If you haven’t yet encountered user stories, it is essentially a way to describe a desired feature of the system, in enough detail so that the development team can assess the amount of time needed to develop that feature.
A common way of defining user story is in the following format:
As a <role> I can <capability>, so that <receive benefit>
For example: as the CFO of the company, I can create a report of all monthly expenses sorted by expense code and sum, so that I can compare them to last month and see the trends.
So, considering the above example, it is just one of many user stories that will be composing the collection of features and, in turn, abilities, the system will grant to it’s users.
It is usually the product owner’s responsibly to make sure that a collection of user stories is written for the product, so that the development team will have the development subjects well defined, and ready to be fitted into sprints.
It is also highly important to create acceptance criteria for each user story. With the acceptance criteria, it’s possible to make sure the desired feature was indeed met with the development that was performed by the team.
After having developed a considerable amount of user stories it is time for sprint planning.
Step 2 – Sprint(s) planning and optimisation
So we now have a collection of user stories that describes what we need from the system. This can be a “from scratch” system or a system that has been around for some time that we want to add more features to.
The next step is to just place every user story into a 2-4 week sprint and get going, right?
In fact, this is a sure-fire way to waste resources, have feature colliding, not finish on time and more problems.
What needs to be done now (and often isn’t done properly), is to plan and optimise the sprints. And this can be done with the following steps:
- Developers will assess the development time needed to develop and deliver each of the user stories presents to the team. It’s also a good idea to have testing time estimates for each feature delivered at this stage.
- After getting a rough idea of the development time needed, we can start thinking about placing the user stories into the sprints. We need to be planning out the content of following sprints (3-6 months worth of sprints, or even 1 year’s worth). To get properly optimised sprints content, what needs to be taken into account now is:
- What are the priorities set out by the organisation? Are there features that are needed sooner or are more essential? If there are, prioritise these first.
- Are there dependencies between the features described in the stories? If so, the sprint content should reflect that.
- Are there elements that will be developed for one feature that can be used for another feature? If possible, the element should be developed first and used again in the other feature. This situation is common for those who develop services that can be used (called) in different features. This is also common in developing of test procedures.
- Complexity of development and potential problems. If these can be anticipated, taking them into account can be very useful.
- User stories that are too big to fit into one sprint will be divided between two sprints.
- After all user stories have been assigned to sprints, the team should develop the backlog for each sprint. This is essentially a list of tasks with the person responsible and the status (percentage completed).
- Now, here is an additional optimisation step most planners never do – after completing the backlog for each sprint, have a second look at the sprints content.

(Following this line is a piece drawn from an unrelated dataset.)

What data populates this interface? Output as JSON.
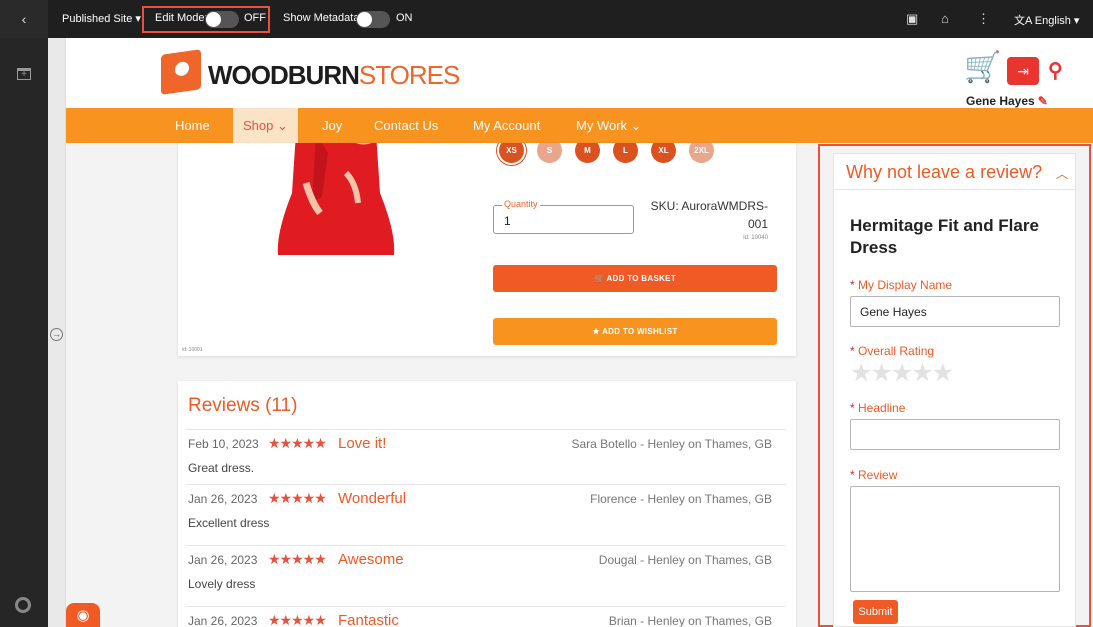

You may find additional opportunities here to further optimise your sprints! For example, you may find that developing a certain element will be much more beneficial to do in the first sprint and not the 9th sprint, because it can save a lot of time and effort from the beginning. Another think to look at are possible duplications in tasks, that can easily repeated without re-inventing them.
Step 3 – Progress and monitor
Having a good basis for the sprints is very much dependant on good sprint planning, having an effective backlog in place for each sprint, and tracking the team’s progress. Scrum meeting are usually held daily to track the progress of the team, and take care of problems and delays as soon as the appear. An important factor here is to stay connected to the client and make sure that every changer or new requirement is translated to the sprints. This will almost always prevent misunderstandings between the development team and the end client.